■ Problem to work on:
Before copying, set the pictures aside; then repeat every line below verbatim.

■ Data listing:
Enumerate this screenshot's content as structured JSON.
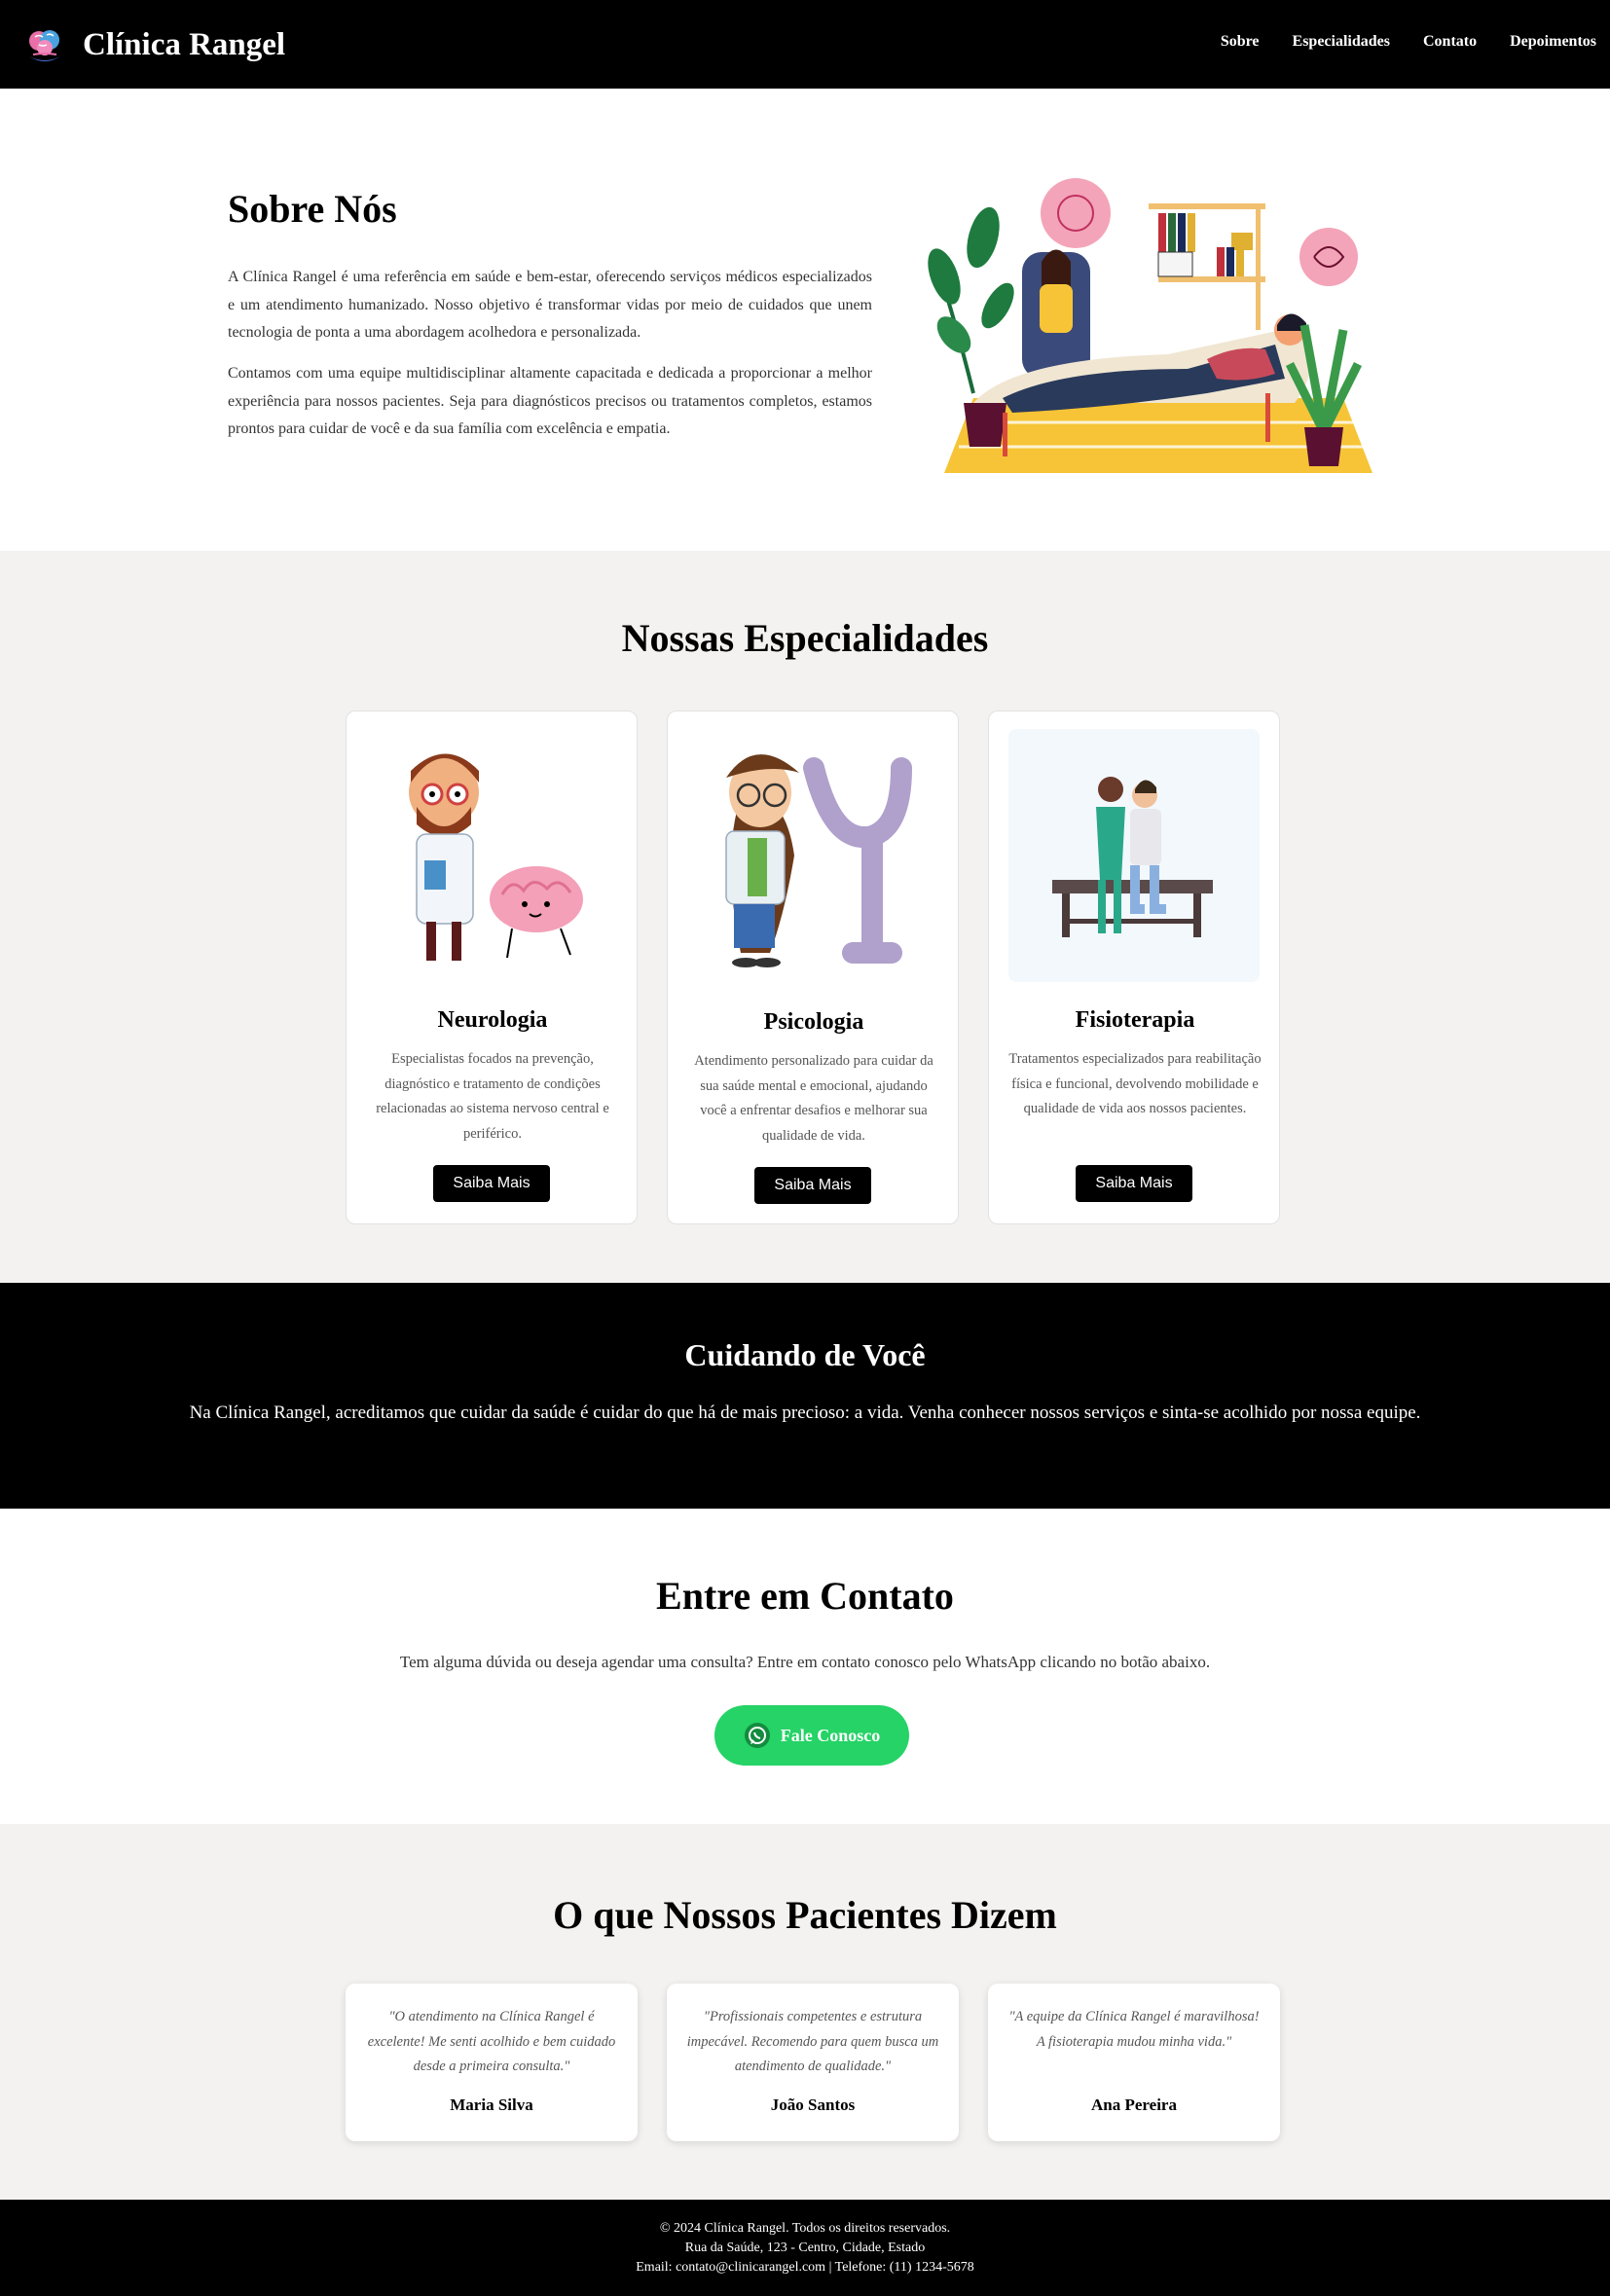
{
  "header": {
    "brand": "Clínica Rangel",
    "nav": [
      "Sobre",
      "Especialidades",
      "Contato",
      "Depoimentos"
    ]
  },
  "about": {
    "title": "Sobre Nós",
    "p1": "A Clínica Rangel é uma referência em saúde e bem-estar, oferecendo serviços médicos especializados e um atendimento humanizado. Nosso objetivo é transformar vidas por meio de cuidados que unem tecnologia de ponta a uma abordagem acolhedora e personalizada.",
    "p2": "Contamos com uma equipe multidisciplinar altamente capacitada e dedicada a proporcionar a melhor experiência para nossos pacientes. Seja para diagnósticos precisos ou tratamentos completos, estamos prontos para cuidar de você e da sua família com excelência e empatia."
  },
  "specialties": {
    "title": "Nossas Especialidades",
    "cards": [
      {
        "title": "Neurologia",
        "text": "Especialistas focados na prevenção, diagnóstico e tratamento de condições relacionadas ao sistema nervoso central e periférico.",
        "button": "Saiba Mais"
      },
      {
        "title": "Psicologia",
        "text": "Atendimento personalizado para cuidar da sua saúde mental e emocional, ajudando você a enfrentar desafios e melhorar sua qualidade de vida.",
        "button": "Saiba Mais"
      },
      {
        "title": "Fisioterapia",
        "text": "Tratamentos especializados para reabilitação física e funcional, devolvendo mobilidade e qualidade de vida aos nossos pacientes.",
        "button": "Saiba Mais"
      }
    ]
  },
  "caring": {
    "title": "Cuidando de Você",
    "text": "Na Clínica Rangel, acreditamos que cuidar da saúde é cuidar do que há de mais precioso: a vida. Venha conhecer nossos serviços e sinta-se acolhido por nossa equipe."
  },
  "contact": {
    "title": "Entre em Contato",
    "text": "Tem alguma dúvida ou deseja agendar uma consulta? Entre em contato conosco pelo WhatsApp clicando no botão abaixo.",
    "button": "Fale Conosco",
    "button_color": "#25d366"
  },
  "testimonials": {
    "title": "O que Nossos Pacientes Dizem",
    "items": [
      {
        "quote": "\"O atendimento na Clínica Rangel é excelente! Me senti acolhido e bem cuidado desde a primeira consulta.\"",
        "name": "Maria Silva"
      },
      {
        "quote": "\"Profissionais competentes e estrutura impecável. Recomendo para quem busca um atendimento de qualidade.\"",
        "name": "João Santos"
      },
      {
        "quote": "\"A equipe da Clínica Rangel é maravilhosa! A fisioterapia mudou minha vida.\"",
        "name": "Ana Pereira"
      }
    ]
  },
  "footer": {
    "line1": "© 2024 Clínica Rangel. Todos os direitos reservados.",
    "line2": "Rua da Saúde, 123 - Centro, Cidade, Estado",
    "line3": "Email: contato@clinicarangel.com | Telefone: (11) 1234-5678"
  }
}
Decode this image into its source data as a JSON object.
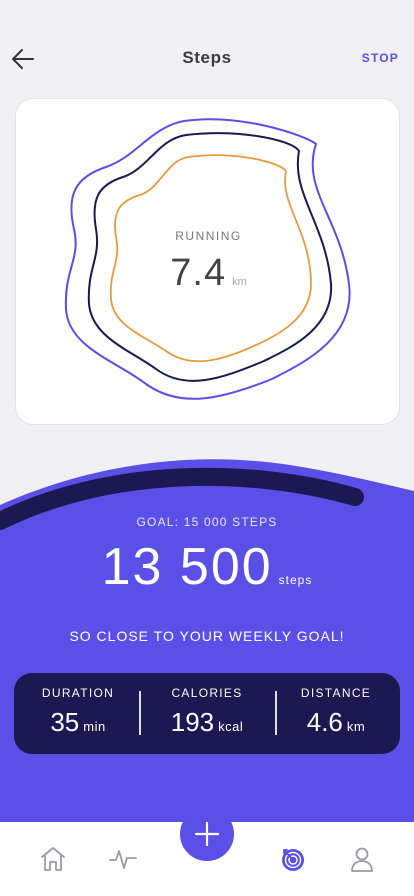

■ Reply to the exercise:
Enumerate this screenshot's content as structured JSON.
{
  "header": {
    "brand": "Clínica Rangel",
    "nav": [
      "Sobre",
      "Especialidades",
      "Contato",
      "Depoimentos"
    ]
  },
  "about": {
    "title": "Sobre Nós",
    "p1": "A Clínica Rangel é uma referência em saúde e bem-estar, oferecendo serviços médicos especializados e um atendimento humanizado. Nosso objetivo é transformar vidas por meio de cuidados que unem tecnologia de ponta a uma abordagem acolhedora e personalizada.",
    "p2": "Contamos com uma equipe multidisciplinar altamente capacitada e dedicada a proporcionar a melhor experiência para nossos pacientes. Seja para diagnósticos precisos ou tratamentos completos, estamos prontos para cuidar de você e da sua família com excelência e empatia."
  },
  "specialties": {
    "title": "Nossas Especialidades",
    "cards": [
      {
        "title": "Neurologia",
        "text": "Especialistas focados na prevenção, diagnóstico e tratamento de condições relacionadas ao sistema nervoso central e periférico.",
        "button": "Saiba Mais"
      },
      {
        "title": "Psicologia",
        "text": "Atendimento personalizado para cuidar da sua saúde mental e emocional, ajudando você a enfrentar desafios e melhorar sua qualidade de vida.",
        "button": "Saiba Mais"
      },
      {
        "title": "Fisioterapia",
        "text": "Tratamentos especializados para reabilitação física e funcional, devolvendo mobilidade e qualidade de vida aos nossos pacientes.",
        "button": "Saiba Mais"
      }
    ]
  },
  "caring": {
    "title": "Cuidando de Você",
    "text": "Na Clínica Rangel, acreditamos que cuidar da saúde é cuidar do que há de mais precioso: a vida. Venha conhecer nossos serviços e sinta-se acolhido por nossa equipe."
  },
  "contact": {
    "title": "Entre em Contato",
    "text": "Tem alguma dúvida ou deseja agendar uma consulta? Entre em contato conosco pelo WhatsApp clicando no botão abaixo.",
    "button": "Fale Conosco",
    "button_color": "#25d366"
  },
  "testimonials": {
    "title": "O que Nossos Pacientes Dizem",
    "items": [
      {
        "quote": "\"O atendimento na Clínica Rangel é excelente! Me senti acolhido e bem cuidado desde a primeira consulta.\"",
        "name": "Maria Silva"
      },
      {
        "quote": "\"Profissionais competentes e estrutura impecável. Recomendo para quem busca um atendimento de qualidade.\"",
        "name": "João Santos"
      },
      {
        "quote": "\"A equipe da Clínica Rangel é maravilhosa! A fisioterapia mudou minha vida.\"",
        "name": "Ana Pereira"
      }
    ]
  },
  "footer": {
    "line1": "© 2024 Clínica Rangel. Todos os direitos reservados.",
    "line2": "Rua da Saúde, 123 - Centro, Cidade, Estado",
    "line3": "Email: contato@clinicarangel.com | Telefone: (11) 1234-5678"
  }
}
Decode this image into its source data as a JSON object.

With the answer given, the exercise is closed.